I was dismayed by what happened today on a program on CBC: two women discussed (?) the issue of a ‘white’ editor being employed by Essence magazine. For the most part, both ladies spoke at the same time refusing to relent for a second. They didn’t seem to have any interest in what the other person had to say, and they didn’t seem to think the audience had a say in this either. I couldn’t believe two professionals who couldn’t tolerate a different view for more than a few seconds. And on public radio too!
I keep coming across this in society too. People keep interrupting each other. I can imagine, at some points, it can save time. This is when, for example, someone wants you to do five chores and he/she starts reiterating them. Now, if you have done one to four, it would make sense to make a polite interruption with a warning to say that one to four is done, and only five needs to be discussed.
I also know some people tend to start from point zero when you ask a question. I once asked an agriculture engineer a simple question about sunflowers. He started with the history of plant kingdom describing all categories … I never got the answer to my question, and I don’t know why: did what he said got lost somewhere in the history, or did I doze off when he reached evergreens. Interrupting these people probably would not make a difference I guess.
I often find that people seem to take no interest in what the other person has to say. Shouldn’t we give the other person a chance? Could we not conceive that we can learn from others? Why don’t we let them talk or finish what they have to say? Or is it just that we are forgetting to share ideas (share as in give and take not just give, give, give) and believing that there is a lot the other person may have to teach to us if we only give him/her a chance? Or do we think that our views and ideas are simply more important and/or interesting than those of others?
I do a lot of organizational work and thus attend many meetings. I once attended an art summit where we were divided into groups to discuss issues. We picked a moderator who clearly stated that the discussion was not to be dominated by one person (after the first person started to talk for 10 minutes) and that no one could interrupt anyone else (after she was interrupted by two other people). Needless to say, the moderator was crowned as the bad guy, but the discussion went very civil and very productive.

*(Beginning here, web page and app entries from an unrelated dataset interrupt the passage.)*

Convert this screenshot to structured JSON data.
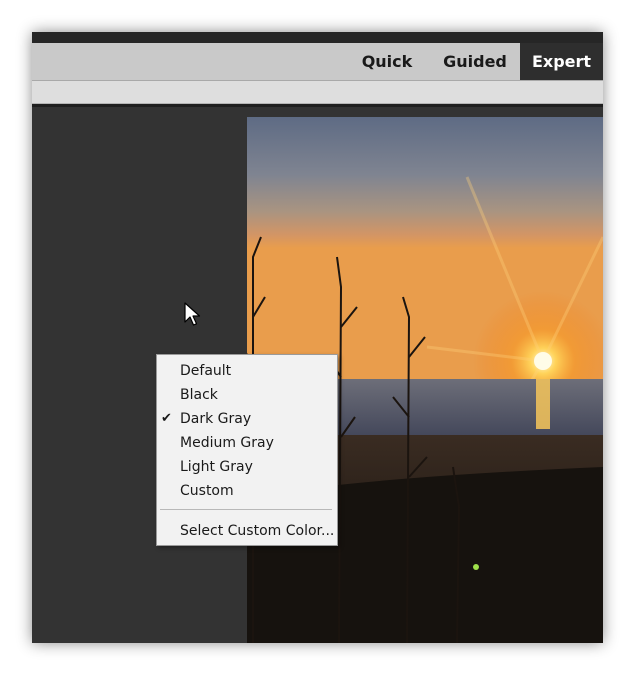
{
  "mode_tabs": {
    "quick": "Quick",
    "guided": "Guided",
    "expert": "Expert",
    "active": "Expert"
  },
  "context_menu": {
    "items": [
      {
        "label": "Default",
        "checked": false
      },
      {
        "label": "Black",
        "checked": false
      },
      {
        "label": "Dark Gray",
        "checked": true
      },
      {
        "label": "Medium Gray",
        "checked": false
      },
      {
        "label": "Light Gray",
        "checked": false
      },
      {
        "label": "Custom",
        "checked": false
      }
    ],
    "select_custom": "Select Custom Color...",
    "check_glyph": "✔"
  },
  "colors": {
    "canvas_background": "#333333",
    "mode_bar": "#c9c9c9",
    "active_tab": "#2e2e2e",
    "menu_background": "#f2f2f2"
  },
  "icons": {
    "cursor": "mouse-pointer-icon",
    "check": "checkmark-icon"
  }
}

We have tried that in many meetings within the Iranian community, and I am very pleased that it often works very well. They are times when people get offended when they are reminded that they should wait for their turn to speak, there are times when people interrupt, but overall they work. It is interesting that when the same people attend a different meeting when there is no moderator or taking turns (specified at the beginning), they keep dominating the conversation and interrupting. The lesson? No matter how well intentioned we are, we need rules to keep in line. That must have been what occurred to humans at some point in history that we have capacity to be just about anything, and that is exactly why we need rules we all agree on and stick to.
I wonder whether there are such rules on CBC for panelists, or it is the host that decides it is best to leave it up to panelists to be as considerate as possible. The latter was close to what happened today; the host left the ladies to waste chunks of time before he moved on to the next question. And guess what? Sometimes they interrupted him too!